Information given
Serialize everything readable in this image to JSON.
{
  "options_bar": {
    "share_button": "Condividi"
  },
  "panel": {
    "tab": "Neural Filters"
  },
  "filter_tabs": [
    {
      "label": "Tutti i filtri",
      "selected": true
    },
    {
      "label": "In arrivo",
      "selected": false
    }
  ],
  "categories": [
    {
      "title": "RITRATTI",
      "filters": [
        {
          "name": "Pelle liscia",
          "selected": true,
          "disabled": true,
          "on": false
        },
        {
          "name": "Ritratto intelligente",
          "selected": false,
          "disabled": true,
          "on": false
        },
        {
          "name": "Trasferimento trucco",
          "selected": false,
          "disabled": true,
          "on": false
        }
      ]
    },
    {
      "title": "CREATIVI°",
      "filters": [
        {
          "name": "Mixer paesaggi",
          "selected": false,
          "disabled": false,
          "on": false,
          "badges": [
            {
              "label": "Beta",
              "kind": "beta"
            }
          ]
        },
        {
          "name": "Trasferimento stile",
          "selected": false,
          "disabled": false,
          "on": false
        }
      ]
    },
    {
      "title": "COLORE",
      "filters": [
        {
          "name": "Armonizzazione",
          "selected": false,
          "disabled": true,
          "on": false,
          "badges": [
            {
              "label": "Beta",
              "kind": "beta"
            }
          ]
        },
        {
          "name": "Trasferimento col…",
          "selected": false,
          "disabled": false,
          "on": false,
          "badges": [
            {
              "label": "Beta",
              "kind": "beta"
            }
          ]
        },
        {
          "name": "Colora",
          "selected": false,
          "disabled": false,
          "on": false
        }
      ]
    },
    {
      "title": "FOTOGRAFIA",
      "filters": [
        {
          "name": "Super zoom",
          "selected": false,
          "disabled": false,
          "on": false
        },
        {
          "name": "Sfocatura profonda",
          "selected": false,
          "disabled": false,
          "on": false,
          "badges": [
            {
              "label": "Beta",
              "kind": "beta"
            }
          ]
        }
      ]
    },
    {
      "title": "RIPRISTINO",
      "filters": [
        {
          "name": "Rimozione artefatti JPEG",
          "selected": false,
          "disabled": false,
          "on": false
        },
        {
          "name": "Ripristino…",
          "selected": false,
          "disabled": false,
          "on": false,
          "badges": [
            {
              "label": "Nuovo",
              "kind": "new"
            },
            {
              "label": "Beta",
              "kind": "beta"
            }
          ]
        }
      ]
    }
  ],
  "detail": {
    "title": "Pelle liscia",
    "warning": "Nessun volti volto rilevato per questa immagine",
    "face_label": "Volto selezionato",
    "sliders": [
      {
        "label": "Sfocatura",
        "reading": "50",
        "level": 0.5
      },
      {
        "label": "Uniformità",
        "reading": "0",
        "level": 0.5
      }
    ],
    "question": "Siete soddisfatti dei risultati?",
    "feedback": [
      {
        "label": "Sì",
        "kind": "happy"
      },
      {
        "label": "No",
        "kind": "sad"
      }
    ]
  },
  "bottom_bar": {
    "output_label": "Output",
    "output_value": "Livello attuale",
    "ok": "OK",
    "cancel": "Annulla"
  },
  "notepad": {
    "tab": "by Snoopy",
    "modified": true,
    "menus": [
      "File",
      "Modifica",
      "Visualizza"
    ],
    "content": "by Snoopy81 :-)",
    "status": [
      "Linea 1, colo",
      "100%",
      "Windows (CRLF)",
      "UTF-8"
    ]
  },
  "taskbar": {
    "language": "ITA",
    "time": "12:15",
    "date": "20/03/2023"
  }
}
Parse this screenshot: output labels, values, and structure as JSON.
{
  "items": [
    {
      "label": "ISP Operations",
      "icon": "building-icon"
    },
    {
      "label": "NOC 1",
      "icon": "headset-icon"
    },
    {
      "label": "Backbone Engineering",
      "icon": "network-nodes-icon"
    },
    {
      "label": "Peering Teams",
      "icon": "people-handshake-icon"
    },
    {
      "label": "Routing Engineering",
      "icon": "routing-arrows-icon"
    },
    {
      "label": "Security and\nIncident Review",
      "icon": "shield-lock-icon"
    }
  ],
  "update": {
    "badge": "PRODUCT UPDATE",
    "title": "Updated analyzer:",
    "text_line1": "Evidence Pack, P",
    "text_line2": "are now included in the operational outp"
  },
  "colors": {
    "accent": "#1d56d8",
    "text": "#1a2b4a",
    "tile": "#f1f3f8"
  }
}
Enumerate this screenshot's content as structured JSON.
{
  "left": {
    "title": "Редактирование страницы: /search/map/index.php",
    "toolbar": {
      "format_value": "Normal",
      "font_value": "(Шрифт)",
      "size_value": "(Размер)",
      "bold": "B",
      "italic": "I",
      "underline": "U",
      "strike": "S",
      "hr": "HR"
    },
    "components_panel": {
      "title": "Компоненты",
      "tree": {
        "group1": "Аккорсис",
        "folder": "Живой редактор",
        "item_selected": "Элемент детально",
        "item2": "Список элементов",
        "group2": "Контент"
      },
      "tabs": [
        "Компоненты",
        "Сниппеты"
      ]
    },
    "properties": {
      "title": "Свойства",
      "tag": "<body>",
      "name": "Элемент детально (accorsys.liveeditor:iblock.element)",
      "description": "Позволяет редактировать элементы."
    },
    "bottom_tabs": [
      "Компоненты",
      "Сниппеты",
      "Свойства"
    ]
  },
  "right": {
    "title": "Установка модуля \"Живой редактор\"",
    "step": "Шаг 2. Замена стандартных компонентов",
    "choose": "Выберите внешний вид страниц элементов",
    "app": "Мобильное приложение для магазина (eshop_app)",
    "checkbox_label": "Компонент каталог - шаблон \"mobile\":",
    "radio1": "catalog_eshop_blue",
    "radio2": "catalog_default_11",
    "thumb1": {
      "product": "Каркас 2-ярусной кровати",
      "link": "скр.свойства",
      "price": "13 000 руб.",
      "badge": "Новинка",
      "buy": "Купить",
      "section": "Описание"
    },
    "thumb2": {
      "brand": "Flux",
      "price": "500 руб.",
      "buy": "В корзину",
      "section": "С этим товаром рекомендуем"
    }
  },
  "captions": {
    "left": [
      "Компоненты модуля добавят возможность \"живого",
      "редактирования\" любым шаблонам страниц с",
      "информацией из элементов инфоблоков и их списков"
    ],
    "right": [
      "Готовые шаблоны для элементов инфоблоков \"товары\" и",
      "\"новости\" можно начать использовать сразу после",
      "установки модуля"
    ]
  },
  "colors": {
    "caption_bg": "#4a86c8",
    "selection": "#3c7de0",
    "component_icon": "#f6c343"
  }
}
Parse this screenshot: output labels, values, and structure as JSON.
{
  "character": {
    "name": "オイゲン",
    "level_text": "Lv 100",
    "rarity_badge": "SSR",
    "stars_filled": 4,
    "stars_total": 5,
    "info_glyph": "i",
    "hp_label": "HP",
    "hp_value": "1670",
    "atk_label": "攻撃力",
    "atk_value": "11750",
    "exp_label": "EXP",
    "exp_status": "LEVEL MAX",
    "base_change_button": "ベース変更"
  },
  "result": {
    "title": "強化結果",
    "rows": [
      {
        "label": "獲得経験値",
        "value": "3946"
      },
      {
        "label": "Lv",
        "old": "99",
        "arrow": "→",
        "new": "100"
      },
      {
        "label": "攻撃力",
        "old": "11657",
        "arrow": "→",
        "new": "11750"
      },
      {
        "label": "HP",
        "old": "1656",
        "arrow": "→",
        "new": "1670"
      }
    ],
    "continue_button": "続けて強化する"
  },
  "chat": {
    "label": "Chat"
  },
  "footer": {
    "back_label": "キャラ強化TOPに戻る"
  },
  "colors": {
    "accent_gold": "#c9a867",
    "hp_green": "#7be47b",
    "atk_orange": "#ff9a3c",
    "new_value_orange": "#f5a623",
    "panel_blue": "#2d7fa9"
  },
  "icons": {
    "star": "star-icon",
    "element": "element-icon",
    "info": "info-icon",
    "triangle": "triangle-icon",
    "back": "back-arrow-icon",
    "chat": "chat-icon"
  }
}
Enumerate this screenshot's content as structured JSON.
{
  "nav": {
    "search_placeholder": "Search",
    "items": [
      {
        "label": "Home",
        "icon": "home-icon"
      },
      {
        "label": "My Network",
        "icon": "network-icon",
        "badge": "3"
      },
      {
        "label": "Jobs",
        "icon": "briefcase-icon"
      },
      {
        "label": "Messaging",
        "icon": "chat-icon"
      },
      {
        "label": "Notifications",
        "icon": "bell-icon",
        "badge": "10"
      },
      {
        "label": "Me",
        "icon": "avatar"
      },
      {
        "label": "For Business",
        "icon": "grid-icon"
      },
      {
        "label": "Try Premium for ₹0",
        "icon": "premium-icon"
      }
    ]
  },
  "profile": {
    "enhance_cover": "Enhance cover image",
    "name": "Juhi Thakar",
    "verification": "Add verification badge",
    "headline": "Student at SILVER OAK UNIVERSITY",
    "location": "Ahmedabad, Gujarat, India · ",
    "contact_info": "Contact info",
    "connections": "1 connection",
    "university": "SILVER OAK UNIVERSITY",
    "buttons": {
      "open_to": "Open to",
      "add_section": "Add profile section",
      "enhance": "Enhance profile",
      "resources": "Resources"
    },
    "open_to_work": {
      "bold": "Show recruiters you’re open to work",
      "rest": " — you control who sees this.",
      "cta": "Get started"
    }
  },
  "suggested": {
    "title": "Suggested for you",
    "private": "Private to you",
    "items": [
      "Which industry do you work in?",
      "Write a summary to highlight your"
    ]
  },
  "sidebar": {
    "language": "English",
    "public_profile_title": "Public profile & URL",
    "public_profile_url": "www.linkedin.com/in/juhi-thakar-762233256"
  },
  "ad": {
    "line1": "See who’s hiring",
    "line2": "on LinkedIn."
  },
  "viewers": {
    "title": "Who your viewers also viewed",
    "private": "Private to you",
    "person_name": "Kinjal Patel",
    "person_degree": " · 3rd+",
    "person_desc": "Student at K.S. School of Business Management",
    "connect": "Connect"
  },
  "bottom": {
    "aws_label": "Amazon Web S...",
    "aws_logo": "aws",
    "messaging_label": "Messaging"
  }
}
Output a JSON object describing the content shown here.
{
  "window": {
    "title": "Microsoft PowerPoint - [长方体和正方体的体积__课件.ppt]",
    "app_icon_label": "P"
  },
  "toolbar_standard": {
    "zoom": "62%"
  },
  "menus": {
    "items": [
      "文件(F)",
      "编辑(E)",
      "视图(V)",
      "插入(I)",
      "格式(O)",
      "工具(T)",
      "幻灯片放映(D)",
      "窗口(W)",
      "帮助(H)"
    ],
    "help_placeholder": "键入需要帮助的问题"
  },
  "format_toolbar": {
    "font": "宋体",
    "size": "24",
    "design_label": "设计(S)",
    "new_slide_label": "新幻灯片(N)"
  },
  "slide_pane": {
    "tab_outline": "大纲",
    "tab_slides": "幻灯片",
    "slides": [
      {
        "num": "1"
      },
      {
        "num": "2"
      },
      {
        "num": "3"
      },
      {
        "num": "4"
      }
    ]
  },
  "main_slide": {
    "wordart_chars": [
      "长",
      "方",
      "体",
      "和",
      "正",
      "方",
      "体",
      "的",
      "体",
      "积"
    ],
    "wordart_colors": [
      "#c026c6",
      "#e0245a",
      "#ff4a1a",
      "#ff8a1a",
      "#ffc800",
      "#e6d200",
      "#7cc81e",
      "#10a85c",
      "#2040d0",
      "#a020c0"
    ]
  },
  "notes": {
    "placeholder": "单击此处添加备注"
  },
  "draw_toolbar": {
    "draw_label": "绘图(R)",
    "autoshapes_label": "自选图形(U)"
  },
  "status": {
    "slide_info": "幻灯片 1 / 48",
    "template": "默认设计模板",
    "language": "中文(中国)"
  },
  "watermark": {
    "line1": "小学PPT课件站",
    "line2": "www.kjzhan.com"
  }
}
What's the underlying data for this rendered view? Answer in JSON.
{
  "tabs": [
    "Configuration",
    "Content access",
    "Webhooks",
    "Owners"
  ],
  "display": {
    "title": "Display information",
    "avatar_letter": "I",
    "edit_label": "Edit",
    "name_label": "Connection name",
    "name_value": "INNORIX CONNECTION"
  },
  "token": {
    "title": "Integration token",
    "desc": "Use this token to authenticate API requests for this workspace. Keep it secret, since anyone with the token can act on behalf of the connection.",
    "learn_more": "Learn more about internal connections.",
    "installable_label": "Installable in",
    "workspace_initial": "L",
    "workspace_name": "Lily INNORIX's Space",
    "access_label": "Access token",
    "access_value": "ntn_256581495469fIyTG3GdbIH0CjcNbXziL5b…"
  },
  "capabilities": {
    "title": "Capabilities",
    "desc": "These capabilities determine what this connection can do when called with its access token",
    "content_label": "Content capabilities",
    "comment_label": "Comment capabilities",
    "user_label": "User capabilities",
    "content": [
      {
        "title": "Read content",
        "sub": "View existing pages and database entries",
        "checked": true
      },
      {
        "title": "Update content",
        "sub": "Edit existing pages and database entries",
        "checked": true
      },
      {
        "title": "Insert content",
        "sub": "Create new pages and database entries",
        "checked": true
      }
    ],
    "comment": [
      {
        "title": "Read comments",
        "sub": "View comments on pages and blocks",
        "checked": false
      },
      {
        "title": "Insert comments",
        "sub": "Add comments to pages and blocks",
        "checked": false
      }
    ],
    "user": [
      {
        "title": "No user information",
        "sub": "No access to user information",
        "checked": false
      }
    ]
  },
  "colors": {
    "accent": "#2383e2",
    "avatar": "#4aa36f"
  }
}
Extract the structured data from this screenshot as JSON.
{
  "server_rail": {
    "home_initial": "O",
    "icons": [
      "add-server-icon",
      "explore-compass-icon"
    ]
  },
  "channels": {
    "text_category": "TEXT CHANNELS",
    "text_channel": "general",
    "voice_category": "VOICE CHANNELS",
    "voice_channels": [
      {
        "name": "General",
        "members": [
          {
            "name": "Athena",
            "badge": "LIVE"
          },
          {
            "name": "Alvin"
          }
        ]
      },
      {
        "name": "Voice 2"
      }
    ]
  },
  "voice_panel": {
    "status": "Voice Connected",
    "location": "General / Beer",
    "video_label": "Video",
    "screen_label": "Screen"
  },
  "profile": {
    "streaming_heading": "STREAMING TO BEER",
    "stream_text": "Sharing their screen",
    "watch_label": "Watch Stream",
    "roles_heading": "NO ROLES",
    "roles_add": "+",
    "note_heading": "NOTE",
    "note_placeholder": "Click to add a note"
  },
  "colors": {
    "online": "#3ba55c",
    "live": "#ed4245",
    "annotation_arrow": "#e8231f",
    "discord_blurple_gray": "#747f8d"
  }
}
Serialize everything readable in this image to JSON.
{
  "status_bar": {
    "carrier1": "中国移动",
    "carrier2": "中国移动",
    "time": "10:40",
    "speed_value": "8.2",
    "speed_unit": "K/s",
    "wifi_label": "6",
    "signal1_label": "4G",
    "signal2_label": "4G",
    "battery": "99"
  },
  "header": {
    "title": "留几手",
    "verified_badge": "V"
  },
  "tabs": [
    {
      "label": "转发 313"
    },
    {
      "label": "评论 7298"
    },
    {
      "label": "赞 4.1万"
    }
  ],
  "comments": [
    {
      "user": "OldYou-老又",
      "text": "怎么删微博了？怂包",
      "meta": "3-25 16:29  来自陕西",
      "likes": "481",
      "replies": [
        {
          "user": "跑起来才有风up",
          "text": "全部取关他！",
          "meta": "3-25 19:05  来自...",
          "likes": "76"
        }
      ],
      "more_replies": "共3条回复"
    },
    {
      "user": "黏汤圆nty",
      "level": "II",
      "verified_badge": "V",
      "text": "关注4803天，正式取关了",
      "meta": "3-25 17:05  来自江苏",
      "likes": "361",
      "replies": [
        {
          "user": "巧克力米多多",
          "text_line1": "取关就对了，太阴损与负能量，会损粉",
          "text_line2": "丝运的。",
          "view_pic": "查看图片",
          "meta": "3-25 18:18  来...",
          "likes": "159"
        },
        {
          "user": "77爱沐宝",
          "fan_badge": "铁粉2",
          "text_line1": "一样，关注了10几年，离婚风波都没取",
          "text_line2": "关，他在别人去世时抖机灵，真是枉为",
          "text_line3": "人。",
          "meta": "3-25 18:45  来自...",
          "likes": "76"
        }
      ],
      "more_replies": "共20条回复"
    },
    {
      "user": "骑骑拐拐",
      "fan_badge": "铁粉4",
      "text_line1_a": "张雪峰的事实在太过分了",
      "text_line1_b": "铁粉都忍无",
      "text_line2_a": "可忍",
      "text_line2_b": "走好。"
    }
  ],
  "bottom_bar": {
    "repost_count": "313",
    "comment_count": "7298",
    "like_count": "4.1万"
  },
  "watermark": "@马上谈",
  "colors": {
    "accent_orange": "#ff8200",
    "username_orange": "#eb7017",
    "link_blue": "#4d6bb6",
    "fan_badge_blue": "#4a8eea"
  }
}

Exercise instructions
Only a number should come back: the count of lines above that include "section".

Exercise output
3